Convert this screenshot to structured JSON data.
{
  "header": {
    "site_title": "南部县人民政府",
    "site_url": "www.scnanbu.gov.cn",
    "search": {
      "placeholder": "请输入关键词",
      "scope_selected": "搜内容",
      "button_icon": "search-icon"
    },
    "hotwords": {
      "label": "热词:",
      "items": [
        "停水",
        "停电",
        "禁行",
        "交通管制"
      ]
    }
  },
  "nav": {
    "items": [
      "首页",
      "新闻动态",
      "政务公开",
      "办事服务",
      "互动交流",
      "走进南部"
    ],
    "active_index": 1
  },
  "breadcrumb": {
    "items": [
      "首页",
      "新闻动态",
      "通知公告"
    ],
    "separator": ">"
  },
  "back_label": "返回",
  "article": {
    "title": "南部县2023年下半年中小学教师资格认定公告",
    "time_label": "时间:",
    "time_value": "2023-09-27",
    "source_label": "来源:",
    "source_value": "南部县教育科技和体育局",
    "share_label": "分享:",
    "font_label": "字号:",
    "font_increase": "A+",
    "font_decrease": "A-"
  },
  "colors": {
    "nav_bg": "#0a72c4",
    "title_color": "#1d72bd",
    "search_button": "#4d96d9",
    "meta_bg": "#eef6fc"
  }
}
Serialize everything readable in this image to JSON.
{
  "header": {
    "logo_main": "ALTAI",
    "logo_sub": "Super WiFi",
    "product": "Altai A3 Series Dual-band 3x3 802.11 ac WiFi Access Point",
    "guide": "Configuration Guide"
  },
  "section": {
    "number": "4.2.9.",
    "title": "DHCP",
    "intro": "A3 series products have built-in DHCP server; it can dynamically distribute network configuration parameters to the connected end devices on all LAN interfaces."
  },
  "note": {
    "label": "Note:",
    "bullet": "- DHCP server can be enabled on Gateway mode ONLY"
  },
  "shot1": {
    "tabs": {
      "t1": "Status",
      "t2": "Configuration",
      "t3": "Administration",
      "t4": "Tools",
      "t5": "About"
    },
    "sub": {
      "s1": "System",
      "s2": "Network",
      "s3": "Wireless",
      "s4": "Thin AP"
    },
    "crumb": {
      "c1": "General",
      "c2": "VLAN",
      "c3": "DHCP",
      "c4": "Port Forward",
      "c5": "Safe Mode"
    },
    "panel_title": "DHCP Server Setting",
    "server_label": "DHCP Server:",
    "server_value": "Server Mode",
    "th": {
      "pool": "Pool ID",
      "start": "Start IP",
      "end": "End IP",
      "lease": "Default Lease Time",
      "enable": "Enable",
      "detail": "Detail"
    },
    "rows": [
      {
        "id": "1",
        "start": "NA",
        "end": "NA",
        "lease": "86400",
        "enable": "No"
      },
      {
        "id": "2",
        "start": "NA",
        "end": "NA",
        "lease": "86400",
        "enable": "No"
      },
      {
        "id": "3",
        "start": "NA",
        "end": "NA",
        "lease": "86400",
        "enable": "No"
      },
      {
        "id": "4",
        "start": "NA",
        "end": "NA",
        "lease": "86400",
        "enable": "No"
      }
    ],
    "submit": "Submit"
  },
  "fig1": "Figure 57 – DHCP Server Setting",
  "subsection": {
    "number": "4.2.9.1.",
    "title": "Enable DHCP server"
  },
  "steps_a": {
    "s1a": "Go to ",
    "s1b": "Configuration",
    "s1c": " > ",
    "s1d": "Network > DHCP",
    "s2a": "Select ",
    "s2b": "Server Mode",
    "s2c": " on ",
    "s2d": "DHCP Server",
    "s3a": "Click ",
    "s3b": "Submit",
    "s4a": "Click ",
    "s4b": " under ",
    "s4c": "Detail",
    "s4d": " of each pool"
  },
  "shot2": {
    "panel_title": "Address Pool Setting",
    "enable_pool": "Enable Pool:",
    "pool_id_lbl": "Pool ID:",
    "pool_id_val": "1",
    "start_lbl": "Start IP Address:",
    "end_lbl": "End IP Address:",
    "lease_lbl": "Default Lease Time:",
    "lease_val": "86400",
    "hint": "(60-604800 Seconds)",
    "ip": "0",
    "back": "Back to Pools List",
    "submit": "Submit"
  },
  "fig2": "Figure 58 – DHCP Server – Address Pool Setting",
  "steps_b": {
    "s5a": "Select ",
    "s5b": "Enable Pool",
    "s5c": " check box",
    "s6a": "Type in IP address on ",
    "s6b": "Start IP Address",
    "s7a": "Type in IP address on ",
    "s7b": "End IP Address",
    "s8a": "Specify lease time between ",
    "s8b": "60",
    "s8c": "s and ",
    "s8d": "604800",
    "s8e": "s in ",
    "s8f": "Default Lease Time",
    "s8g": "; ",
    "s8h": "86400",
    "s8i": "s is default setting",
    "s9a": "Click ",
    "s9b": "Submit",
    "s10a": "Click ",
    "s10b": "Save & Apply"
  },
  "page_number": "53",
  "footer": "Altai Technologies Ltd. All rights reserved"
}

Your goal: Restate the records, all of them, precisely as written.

Completed exercise:
Convert this screenshot to structured JSON data.
{
  "header": {
    "site_title": "南部县人民政府",
    "site_url": "www.scnanbu.gov.cn",
    "search": {
      "placeholder": "请输入关键词",
      "scope_selected": "搜内容",
      "button_icon": "search-icon"
    },
    "hotwords": {
      "label": "热词:",
      "items": [
        "停水",
        "停电",
        "禁行",
        "交通管制"
      ]
    }
  },
  "nav": {
    "items": [
      "首页",
      "新闻动态",
      "政务公开",
      "办事服务",
      "互动交流",
      "走进南部"
    ],
    "active_index": 1
  },
  "breadcrumb": {
    "items": [
      "首页",
      "新闻动态",
      "通知公告"
    ],
    "separator": ">"
  },
  "back_label": "返回",
  "article": {
    "title": "南部县2023年下半年中小学教师资格认定公告",
    "time_label": "时间:",
    "time_value": "2023-09-27",
    "source_label": "来源:",
    "source_value": "南部县教育科技和体育局",
    "share_label": "分享:",
    "font_label": "字号:",
    "font_increase": "A+",
    "font_decrease": "A-"
  },
  "colors": {
    "nav_bg": "#0a72c4",
    "title_color": "#1d72bd",
    "search_button": "#4d96d9",
    "meta_bg": "#eef6fc"
  }
}
Serialize everything readable in this image to JSON.
{
  "header": {
    "logo_main": "ALTAI",
    "logo_sub": "Super WiFi",
    "product": "Altai A3 Series Dual-band 3x3 802.11 ac WiFi Access Point",
    "guide": "Configuration Guide"
  },
  "section": {
    "number": "4.2.9.",
    "title": "DHCP",
    "intro": "A3 series products have built-in DHCP server; it can dynamically distribute network configuration parameters to the connected end devices on all LAN interfaces."
  },
  "note": {
    "label": "Note:",
    "bullet": "- DHCP server can be enabled on Gateway mode ONLY"
  },
  "shot1": {
    "tabs": {
      "t1": "Status",
      "t2": "Configuration",
      "t3": "Administration",
      "t4": "Tools",
      "t5": "About"
    },
    "sub": {
      "s1": "System",
      "s2": "Network",
      "s3": "Wireless",
      "s4": "Thin AP"
    },
    "crumb": {
      "c1": "General",
      "c2": "VLAN",
      "c3": "DHCP",
      "c4": "Port Forward",
      "c5": "Safe Mode"
    },
    "panel_title": "DHCP Server Setting",
    "server_label": "DHCP Server:",
    "server_value": "Server Mode",
    "th": {
      "pool": "Pool ID",
      "start": "Start IP",
      "end": "End IP",
      "lease": "Default Lease Time",
      "enable": "Enable",
      "detail": "Detail"
    },
    "rows": [
      {
        "id": "1",
        "start": "NA",
        "end": "NA",
        "lease": "86400",
        "enable": "No"
      },
      {
        "id": "2",
        "start": "NA",
        "end": "NA",
        "lease": "86400",
        "enable": "No"
      },
      {
        "id": "3",
        "start": "NA",
        "end": "NA",
        "lease": "86400",
        "enable": "No"
      },
      {
        "id": "4",
        "start": "NA",
        "end": "NA",
        "lease": "86400",
        "enable": "No"
      }
    ],
    "submit": "Submit"
  },
  "fig1": "Figure 57 – DHCP Server Setting",
  "subsection": {
    "number": "4.2.9.1.",
    "title": "Enable DHCP server"
  },
  "steps_a": {
    "s1a": "Go to ",
    "s1b": "Configuration",
    "s1c": " > ",
    "s1d": "Network > DHCP",
    "s2a": "Select ",
    "s2b": "Server Mode",
    "s2c": " on ",
    "s2d": "DHCP Server",
    "s3a": "Click ",
    "s3b": "Submit",
    "s4a": "Click ",
    "s4b": " under ",
    "s4c": "Detail",
    "s4d": " of each pool"
  },
  "shot2": {
    "panel_title": "Address Pool Setting",
    "enable_pool": "Enable Pool:",
    "pool_id_lbl": "Pool ID:",
    "pool_id_val": "1",
    "start_lbl": "Start IP Address:",
    "end_lbl": "End IP Address:",
    "lease_lbl": "Default Lease Time:",
    "lease_val": "86400",
    "hint": "(60-604800 Seconds)",
    "ip": "0",
    "back": "Back to Pools List",
    "submit": "Submit"
  },
  "fig2": "Figure 58 – DHCP Server – Address Pool Setting",
  "steps_b": {
    "s5a": "Select ",
    "s5b": "Enable Pool",
    "s5c": " check box",
    "s6a": "Type in IP address on ",
    "s6b": "Start IP Address",
    "s7a": "Type in IP address on ",
    "s7b": "End IP Address",
    "s8a": "Specify lease time between ",
    "s8b": "60",
    "s8c": "s and ",
    "s8d": "604800",
    "s8e": "s in ",
    "s8f": "Default Lease Time",
    "s8g": "; ",
    "s8h": "86400",
    "s8i": "s is default setting",
    "s9a": "Click ",
    "s9b": "Submit",
    "s10a": "Click ",
    "s10b": "Save & Apply"
  },
  "page_number": "53",
  "footer": "Altai Technologies Ltd. All rights reserved"
}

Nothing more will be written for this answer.